Would you write out the entries that follow word for word, omitting any images?

*** Opening of MATERIAL SHOWN ***

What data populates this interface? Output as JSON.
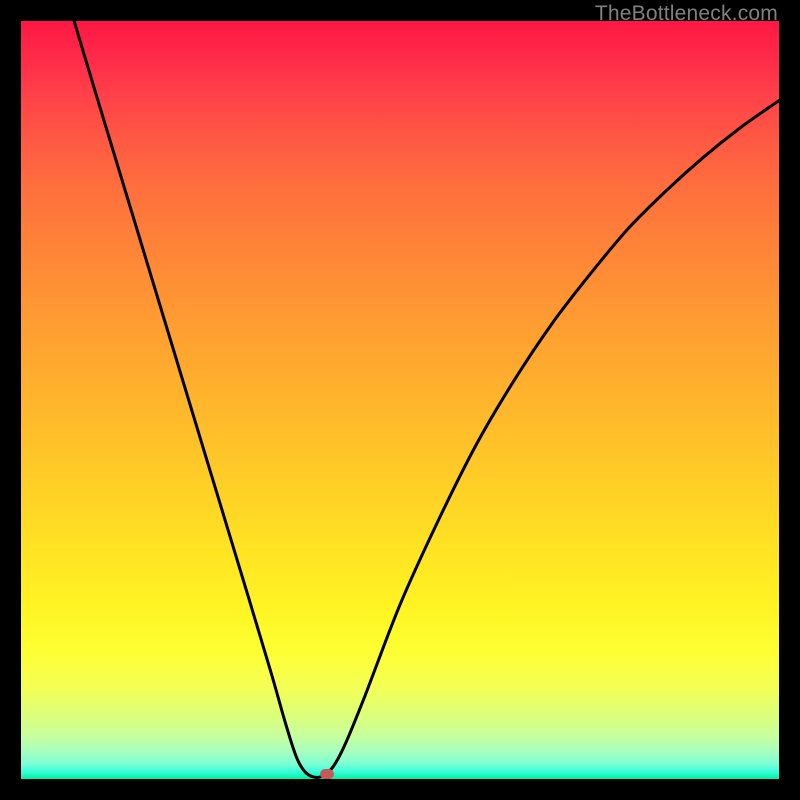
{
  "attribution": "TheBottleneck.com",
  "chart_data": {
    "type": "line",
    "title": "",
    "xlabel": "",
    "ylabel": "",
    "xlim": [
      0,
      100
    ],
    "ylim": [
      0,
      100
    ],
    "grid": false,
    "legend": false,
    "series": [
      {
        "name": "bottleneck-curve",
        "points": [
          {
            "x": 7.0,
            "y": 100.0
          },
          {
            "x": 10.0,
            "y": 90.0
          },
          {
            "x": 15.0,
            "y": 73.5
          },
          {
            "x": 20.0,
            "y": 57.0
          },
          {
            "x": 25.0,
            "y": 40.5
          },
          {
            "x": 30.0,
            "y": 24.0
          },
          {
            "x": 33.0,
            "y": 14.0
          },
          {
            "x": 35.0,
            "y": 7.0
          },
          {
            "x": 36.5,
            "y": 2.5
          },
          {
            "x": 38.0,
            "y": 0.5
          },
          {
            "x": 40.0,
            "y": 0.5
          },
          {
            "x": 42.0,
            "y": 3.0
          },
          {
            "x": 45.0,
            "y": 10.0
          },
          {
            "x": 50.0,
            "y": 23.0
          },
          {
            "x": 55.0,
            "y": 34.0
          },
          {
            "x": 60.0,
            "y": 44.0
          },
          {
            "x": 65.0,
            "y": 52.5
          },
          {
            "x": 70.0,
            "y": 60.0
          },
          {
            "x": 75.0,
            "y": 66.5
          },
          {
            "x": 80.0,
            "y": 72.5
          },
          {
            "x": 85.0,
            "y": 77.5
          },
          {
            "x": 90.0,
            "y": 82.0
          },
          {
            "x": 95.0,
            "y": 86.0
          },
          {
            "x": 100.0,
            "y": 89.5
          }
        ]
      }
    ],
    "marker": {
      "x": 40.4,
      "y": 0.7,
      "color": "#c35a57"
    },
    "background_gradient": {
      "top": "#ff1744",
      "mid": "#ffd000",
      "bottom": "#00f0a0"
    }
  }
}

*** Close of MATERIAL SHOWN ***

• RESULT BELOW:
What data populates this interface? Output as JSON.
{
  "attribution": "TheBottleneck.com",
  "chart_data": {
    "type": "line",
    "title": "",
    "xlabel": "",
    "ylabel": "",
    "xlim": [
      0,
      100
    ],
    "ylim": [
      0,
      100
    ],
    "grid": false,
    "legend": false,
    "series": [
      {
        "name": "bottleneck-curve",
        "points": [
          {
            "x": 7.0,
            "y": 100.0
          },
          {
            "x": 10.0,
            "y": 90.0
          },
          {
            "x": 15.0,
            "y": 73.5
          },
          {
            "x": 20.0,
            "y": 57.0
          },
          {
            "x": 25.0,
            "y": 40.5
          },
          {
            "x": 30.0,
            "y": 24.0
          },
          {
            "x": 33.0,
            "y": 14.0
          },
          {
            "x": 35.0,
            "y": 7.0
          },
          {
            "x": 36.5,
            "y": 2.5
          },
          {
            "x": 38.0,
            "y": 0.5
          },
          {
            "x": 40.0,
            "y": 0.5
          },
          {
            "x": 42.0,
            "y": 3.0
          },
          {
            "x": 45.0,
            "y": 10.0
          },
          {
            "x": 50.0,
            "y": 23.0
          },
          {
            "x": 55.0,
            "y": 34.0
          },
          {
            "x": 60.0,
            "y": 44.0
          },
          {
            "x": 65.0,
            "y": 52.5
          },
          {
            "x": 70.0,
            "y": 60.0
          },
          {
            "x": 75.0,
            "y": 66.5
          },
          {
            "x": 80.0,
            "y": 72.5
          },
          {
            "x": 85.0,
            "y": 77.5
          },
          {
            "x": 90.0,
            "y": 82.0
          },
          {
            "x": 95.0,
            "y": 86.0
          },
          {
            "x": 100.0,
            "y": 89.5
          }
        ]
      }
    ],
    "marker": {
      "x": 40.4,
      "y": 0.7,
      "color": "#c35a57"
    },
    "background_gradient": {
      "top": "#ff1744",
      "mid": "#ffd000",
      "bottom": "#00f0a0"
    }
  }
}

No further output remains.